**Task instructions**
Each record below is to be retyped exactly, with its pictures omitted.

# # # # #

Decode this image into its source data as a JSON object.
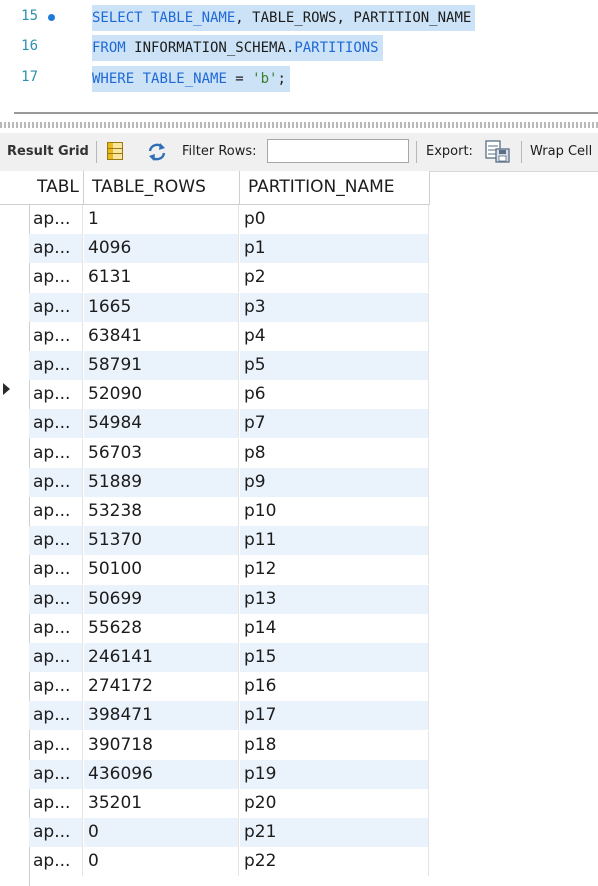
{
  "editor": {
    "lines": [
      {
        "number": "15",
        "segments": [
          {
            "text": "SELECT",
            "kind": "kw"
          },
          {
            "text": " TABLE_NAME",
            "kind": "kw"
          },
          {
            "text": ", ",
            "kind": "obj"
          },
          {
            "text": "TABLE_ROWS",
            "kind": "obj"
          },
          {
            "text": ", ",
            "kind": "obj"
          },
          {
            "text": "PARTITION_NAME",
            "kind": "obj"
          }
        ]
      },
      {
        "number": "16",
        "segments": [
          {
            "text": "FROM",
            "kind": "kw"
          },
          {
            "text": " INFORMATION_SCHEMA",
            "kind": "obj"
          },
          {
            "text": ".",
            "kind": "obj"
          },
          {
            "text": "PARTITIONS",
            "kind": "kw"
          }
        ]
      },
      {
        "number": "17",
        "segments": [
          {
            "text": "WHERE",
            "kind": "kw"
          },
          {
            "text": " TABLE_NAME",
            "kind": "kw"
          },
          {
            "text": " = ",
            "kind": "obj"
          },
          {
            "text": "'b'",
            "kind": "str"
          },
          {
            "text": ";",
            "kind": "obj"
          }
        ]
      }
    ]
  },
  "toolbar": {
    "result_grid_label": "Result Grid",
    "filter_rows_label": "Filter Rows:",
    "filter_rows_value": "",
    "export_label": "Export:",
    "wrap_cell_label": "Wrap Cell"
  },
  "grid": {
    "columns": [
      "TABLE_NAME",
      "TABLE_ROWS",
      "PARTITION_NAME"
    ],
    "column_display": [
      "TABL",
      "TABLE_ROWS",
      "PARTITION_NAME"
    ],
    "rows": [
      [
        "ap...",
        "1",
        "p0"
      ],
      [
        "ap...",
        "4096",
        "p1"
      ],
      [
        "ap...",
        "6131",
        "p2"
      ],
      [
        "ap...",
        "1665",
        "p3"
      ],
      [
        "ap...",
        "63841",
        "p4"
      ],
      [
        "ap...",
        "58791",
        "p5"
      ],
      [
        "ap...",
        "52090",
        "p6"
      ],
      [
        "ap...",
        "54984",
        "p7"
      ],
      [
        "ap...",
        "56703",
        "p8"
      ],
      [
        "ap...",
        "51889",
        "p9"
      ],
      [
        "ap...",
        "53238",
        "p10"
      ],
      [
        "ap...",
        "51370",
        "p11"
      ],
      [
        "ap...",
        "50100",
        "p12"
      ],
      [
        "ap...",
        "50699",
        "p13"
      ],
      [
        "ap...",
        "55628",
        "p14"
      ],
      [
        "ap...",
        "246141",
        "p15"
      ],
      [
        "ap...",
        "274172",
        "p16"
      ],
      [
        "ap...",
        "398471",
        "p17"
      ],
      [
        "ap...",
        "390718",
        "p18"
      ],
      [
        "ap...",
        "436096",
        "p19"
      ],
      [
        "ap...",
        "35201",
        "p20"
      ],
      [
        "ap...",
        "0",
        "p21"
      ],
      [
        "ap...",
        "0",
        "p22"
      ]
    ]
  },
  "colors": {
    "keyword": "#1f69d6",
    "selection": "#cce3f7",
    "alt_row": "#eaf2fc",
    "string": "#3a7f2e"
  },
  "icons": {
    "exec_marker": "dot-icon",
    "result_grid": "grid-icon",
    "refresh": "refresh-icon",
    "export": "export-icon",
    "row_pointer": "row-pointer-icon"
  }
}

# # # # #

**Response to this task**
Decode this image into its source data as a JSON object.
{
  "editor": {
    "lines": [
      {
        "number": "15",
        "segments": [
          {
            "text": "SELECT",
            "kind": "kw"
          },
          {
            "text": " TABLE_NAME",
            "kind": "kw"
          },
          {
            "text": ", ",
            "kind": "obj"
          },
          {
            "text": "TABLE_ROWS",
            "kind": "obj"
          },
          {
            "text": ", ",
            "kind": "obj"
          },
          {
            "text": "PARTITION_NAME",
            "kind": "obj"
          }
        ]
      },
      {
        "number": "16",
        "segments": [
          {
            "text": "FROM",
            "kind": "kw"
          },
          {
            "text": " INFORMATION_SCHEMA",
            "kind": "obj"
          },
          {
            "text": ".",
            "kind": "obj"
          },
          {
            "text": "PARTITIONS",
            "kind": "kw"
          }
        ]
      },
      {
        "number": "17",
        "segments": [
          {
            "text": "WHERE",
            "kind": "kw"
          },
          {
            "text": " TABLE_NAME",
            "kind": "kw"
          },
          {
            "text": " = ",
            "kind": "obj"
          },
          {
            "text": "'b'",
            "kind": "str"
          },
          {
            "text": ";",
            "kind": "obj"
          }
        ]
      }
    ]
  },
  "toolbar": {
    "result_grid_label": "Result Grid",
    "filter_rows_label": "Filter Rows:",
    "filter_rows_value": "",
    "export_label": "Export:",
    "wrap_cell_label": "Wrap Cell"
  },
  "grid": {
    "columns": [
      "TABLE_NAME",
      "TABLE_ROWS",
      "PARTITION_NAME"
    ],
    "column_display": [
      "TABL",
      "TABLE_ROWS",
      "PARTITION_NAME"
    ],
    "rows": [
      [
        "ap...",
        "1",
        "p0"
      ],
      [
        "ap...",
        "4096",
        "p1"
      ],
      [
        "ap...",
        "6131",
        "p2"
      ],
      [
        "ap...",
        "1665",
        "p3"
      ],
      [
        "ap...",
        "63841",
        "p4"
      ],
      [
        "ap...",
        "58791",
        "p5"
      ],
      [
        "ap...",
        "52090",
        "p6"
      ],
      [
        "ap...",
        "54984",
        "p7"
      ],
      [
        "ap...",
        "56703",
        "p8"
      ],
      [
        "ap...",
        "51889",
        "p9"
      ],
      [
        "ap...",
        "53238",
        "p10"
      ],
      [
        "ap...",
        "51370",
        "p11"
      ],
      [
        "ap...",
        "50100",
        "p12"
      ],
      [
        "ap...",
        "50699",
        "p13"
      ],
      [
        "ap...",
        "55628",
        "p14"
      ],
      [
        "ap...",
        "246141",
        "p15"
      ],
      [
        "ap...",
        "274172",
        "p16"
      ],
      [
        "ap...",
        "398471",
        "p17"
      ],
      [
        "ap...",
        "390718",
        "p18"
      ],
      [
        "ap...",
        "436096",
        "p19"
      ],
      [
        "ap...",
        "35201",
        "p20"
      ],
      [
        "ap...",
        "0",
        "p21"
      ],
      [
        "ap...",
        "0",
        "p22"
      ]
    ]
  },
  "colors": {
    "keyword": "#1f69d6",
    "selection": "#cce3f7",
    "alt_row": "#eaf2fc",
    "string": "#3a7f2e"
  },
  "icons": {
    "exec_marker": "dot-icon",
    "result_grid": "grid-icon",
    "refresh": "refresh-icon",
    "export": "export-icon",
    "row_pointer": "row-pointer-icon"
  }
}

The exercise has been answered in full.